ASSIGNED TASK:
With the exception of the pictures, write out the data below precisely.

Dataset rows for apps and sites:
Content starts

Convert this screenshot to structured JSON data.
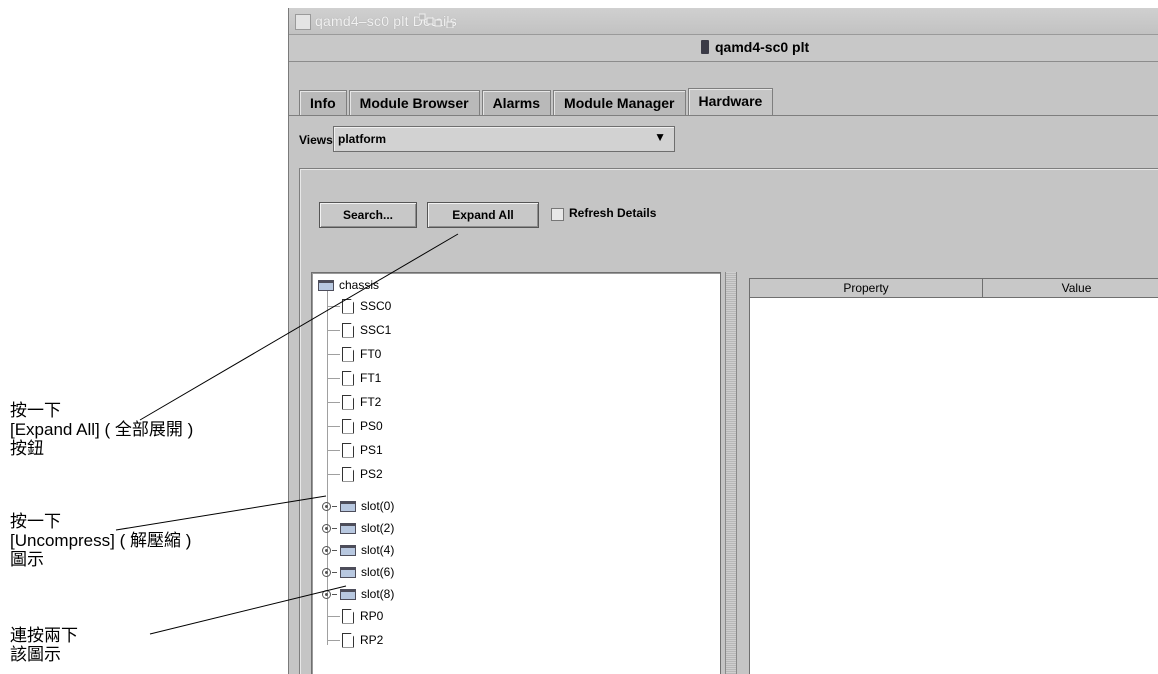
{
  "window": {
    "title": "qamd4–sc0 plt Details",
    "host_label": "qamd4-sc0 plt"
  },
  "tabs": [
    "Info",
    "Module Browser",
    "Alarms",
    "Module Manager",
    "Hardware"
  ],
  "active_tab": "Hardware",
  "views": {
    "label": "Views",
    "value": "platform"
  },
  "toolbar": {
    "search_label": "Search...",
    "expand_all_label": "Expand All",
    "refresh_label": "Refresh Details"
  },
  "tree": {
    "root": "chassis",
    "children": [
      "SSC0",
      "SSC1",
      "FT0",
      "FT1",
      "FT2",
      "PS0",
      "PS1",
      "PS2"
    ],
    "slots": [
      "slot(0)",
      "slot(2)",
      "slot(4)",
      "slot(6)",
      "slot(8)"
    ],
    "tail": [
      "RP0",
      "RP2"
    ]
  },
  "property_table": {
    "headers": [
      "Property",
      "Value"
    ]
  },
  "callouts": {
    "expand_all": [
      "按一下",
      "[Expand All] ( 全部展開 )",
      "按鈕"
    ],
    "uncompress": [
      "按一下",
      "[Uncompress] ( 解壓縮 )",
      "圖示"
    ],
    "double_click": [
      "連按兩下",
      "該圖示"
    ]
  }
}
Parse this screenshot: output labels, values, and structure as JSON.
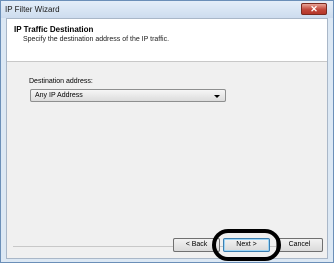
{
  "window": {
    "title": "IP Filter Wizard",
    "close_glyph": "✕"
  },
  "header": {
    "title": "IP Traffic Destination",
    "subtitle": "Specify the destination address of the IP traffic."
  },
  "form": {
    "destination_label": "Destination address:",
    "destination_value": "Any IP Address"
  },
  "buttons": {
    "back_label": "< Back",
    "next_label": "Next >",
    "cancel_label": "Cancel"
  },
  "colors": {
    "close_button": "#c2473a",
    "highlight_ring": "#000000"
  },
  "icons": {
    "close": "close-icon",
    "dropdown": "chevron-down-icon"
  }
}
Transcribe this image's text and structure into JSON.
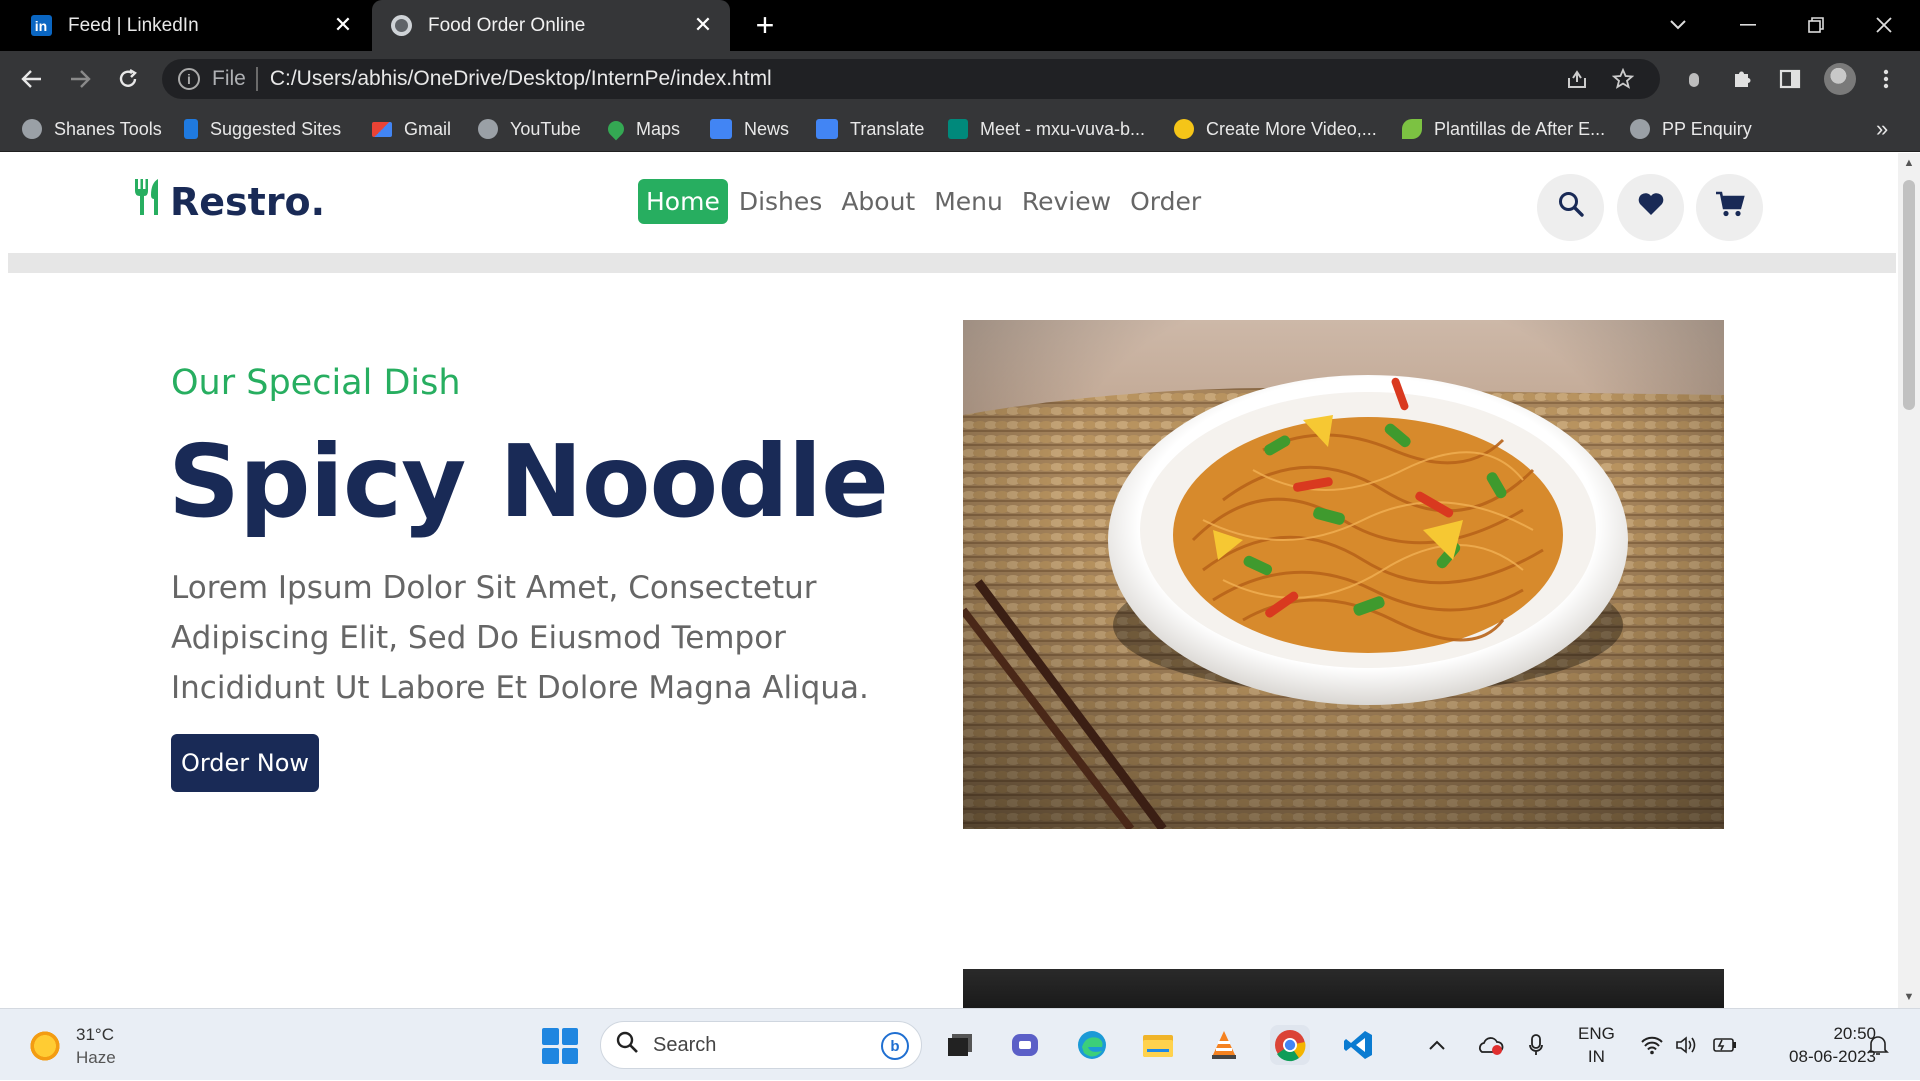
{
  "browser": {
    "tabs": [
      {
        "title": "Feed | LinkedIn",
        "icon": "linkedin-icon",
        "active": false
      },
      {
        "title": "Food Order Online",
        "icon": "globe-icon",
        "active": true
      }
    ],
    "close_glyph": "✕",
    "new_tab_glyph": "+",
    "address": {
      "scheme_label": "File",
      "url": "C:/Users/abhis/OneDrive/Desktop/InternPe/index.html"
    },
    "bookmarks": [
      {
        "label": "Shanes Tools",
        "icon": "globe-icon"
      },
      {
        "label": "Suggested Sites",
        "icon": "bing-icon"
      },
      {
        "label": "Gmail",
        "icon": "gmail-icon"
      },
      {
        "label": "YouTube",
        "icon": "globe-icon"
      },
      {
        "label": "Maps",
        "icon": "maps-icon"
      },
      {
        "label": "News",
        "icon": "news-icon"
      },
      {
        "label": "Translate",
        "icon": "translate-icon"
      },
      {
        "label": "Meet - mxu-vuva-b...",
        "icon": "meet-icon"
      },
      {
        "label": "Create More Video,...",
        "icon": "dollar-icon"
      },
      {
        "label": "Plantillas de After E...",
        "icon": "leaf-icon"
      },
      {
        "label": "PP Enquiry",
        "icon": "globe-icon"
      }
    ],
    "bookmarks_overflow": "»"
  },
  "site": {
    "logo_text": "Restro",
    "logo_dot": ".",
    "nav": [
      "Home",
      "Dishes",
      "About",
      "Menu",
      "Review",
      "Order"
    ],
    "active_nav": "Home",
    "hero": {
      "eyebrow": "Our Special Dish",
      "title": "Spicy Noodle",
      "description": "Lorem Ipsum Dolor Sit Amet, Consectetur Adipiscing Elit, Sed Do Eiusmod Tempor Incididunt Ut Labore Et Dolore Magna Aliqua.",
      "cta": "Order Now"
    },
    "colors": {
      "primary": "#192a56",
      "accent": "#27ae60",
      "muted": "#666666"
    }
  },
  "taskbar": {
    "weather": {
      "temp": "31°C",
      "condition": "Haze"
    },
    "search_placeholder": "Search",
    "lang": {
      "line1": "ENG",
      "line2": "IN"
    },
    "clock": {
      "time": "20:50",
      "date": "08-06-2023"
    }
  }
}
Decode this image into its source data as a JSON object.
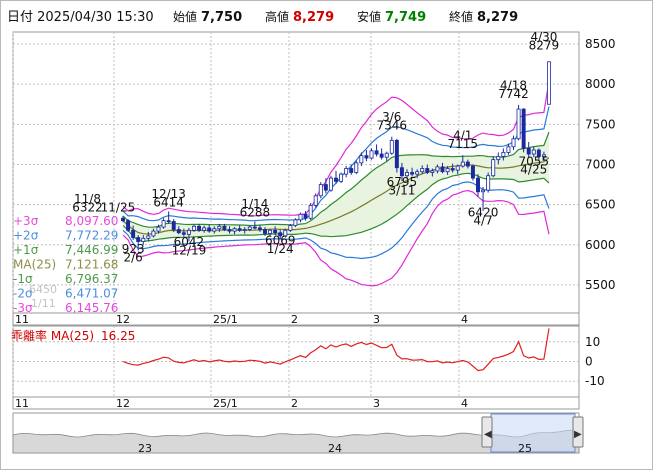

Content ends

RESULT FOR THIS TASK:
Convert this screenshot to structured JSON data.
{
  "window": {
    "title": "qamd4–sc0 plt Details",
    "host_label": "qamd4-sc0 plt"
  },
  "tabs": [
    "Info",
    "Module Browser",
    "Alarms",
    "Module Manager",
    "Hardware"
  ],
  "active_tab": "Hardware",
  "views": {
    "label": "Views",
    "value": "platform"
  },
  "toolbar": {
    "search_label": "Search...",
    "expand_all_label": "Expand All",
    "refresh_label": "Refresh Details"
  },
  "tree": {
    "root": "chassis",
    "children": [
      "SSC0",
      "SSC1",
      "FT0",
      "FT1",
      "FT2",
      "PS0",
      "PS1",
      "PS2"
    ],
    "slots": [
      "slot(0)",
      "slot(2)",
      "slot(4)",
      "slot(6)",
      "slot(8)"
    ],
    "tail": [
      "RP0",
      "RP2"
    ]
  },
  "property_table": {
    "headers": [
      "Property",
      "Value"
    ]
  },
  "callouts": {
    "expand_all": [
      "按一下",
      "[Expand All] ( 全部展開 )",
      "按鈕"
    ],
    "uncompress": [
      "按一下",
      "[Uncompress] ( 解壓縮 )",
      "圖示"
    ],
    "double_click": [
      "連按兩下",
      "該圖示"
    ]
  }
}
Parse this screenshot: output labels, values, and structure as JSON.
{
  "window": {
    "title": "IP Filter Wizard",
    "close_glyph": "✕"
  },
  "header": {
    "title": "IP Traffic Destination",
    "subtitle": "Specify the destination address of the IP traffic."
  },
  "form": {
    "destination_label": "Destination address:",
    "destination_value": "Any IP Address"
  },
  "buttons": {
    "back_label": "< Back",
    "next_label": "Next >",
    "cancel_label": "Cancel"
  },
  "colors": {
    "close_button": "#c2473a",
    "highlight_ring": "#000000"
  },
  "icons": {
    "close": "close-icon",
    "dropdown": "chevron-down-icon"
  }
}
Transcribe this image's text and structure into JSON.
{
  "browser": {
    "tabs": [
      {
        "title": "Feed | LinkedIn",
        "icon": "linkedin-icon",
        "active": false
      },
      {
        "title": "Food Order Online",
        "icon": "globe-icon",
        "active": true
      }
    ],
    "close_glyph": "✕",
    "new_tab_glyph": "+",
    "address": {
      "scheme_label": "File",
      "url": "C:/Users/abhis/OneDrive/Desktop/InternPe/index.html"
    },
    "bookmarks": [
      {
        "label": "Shanes Tools",
        "icon": "globe-icon"
      },
      {
        "label": "Suggested Sites",
        "icon": "bing-icon"
      },
      {
        "label": "Gmail",
        "icon": "gmail-icon"
      },
      {
        "label": "YouTube",
        "icon": "globe-icon"
      },
      {
        "label": "Maps",
        "icon": "maps-icon"
      },
      {
        "label": "News",
        "icon": "news-icon"
      },
      {
        "label": "Translate",
        "icon": "translate-icon"
      },
      {
        "label": "Meet - mxu-vuva-b...",
        "icon": "meet-icon"
      },
      {
        "label": "Create More Video,...",
        "icon": "dollar-icon"
      },
      {
        "label": "Plantillas de After E...",
        "icon": "leaf-icon"
      },
      {
        "label": "PP Enquiry",
        "icon": "globe-icon"
      }
    ],
    "bookmarks_overflow": "»"
  },
  "site": {
    "logo_text": "Restro",
    "logo_dot": ".",
    "nav": [
      "Home",
      "Dishes",
      "About",
      "Menu",
      "Review",
      "Order"
    ],
    "active_nav": "Home",
    "hero": {
      "eyebrow": "Our Special Dish",
      "title": "Spicy Noodle",
      "description": "Lorem Ipsum Dolor Sit Amet, Consectetur Adipiscing Elit, Sed Do Eiusmod Tempor Incididunt Ut Labore Et Dolore Magna Aliqua.",
      "cta": "Order Now"
    },
    "colors": {
      "primary": "#192a56",
      "accent": "#27ae60",
      "muted": "#666666"
    }
  },
  "taskbar": {
    "weather": {
      "temp": "31°C",
      "condition": "Haze"
    },
    "search_placeholder": "Search",
    "lang": {
      "line1": "ENG",
      "line2": "IN"
    },
    "clock": {
      "time": "20:50",
      "date": "08-06-2023"
    }
  }
}
Decode this image into its source data as a JSON object.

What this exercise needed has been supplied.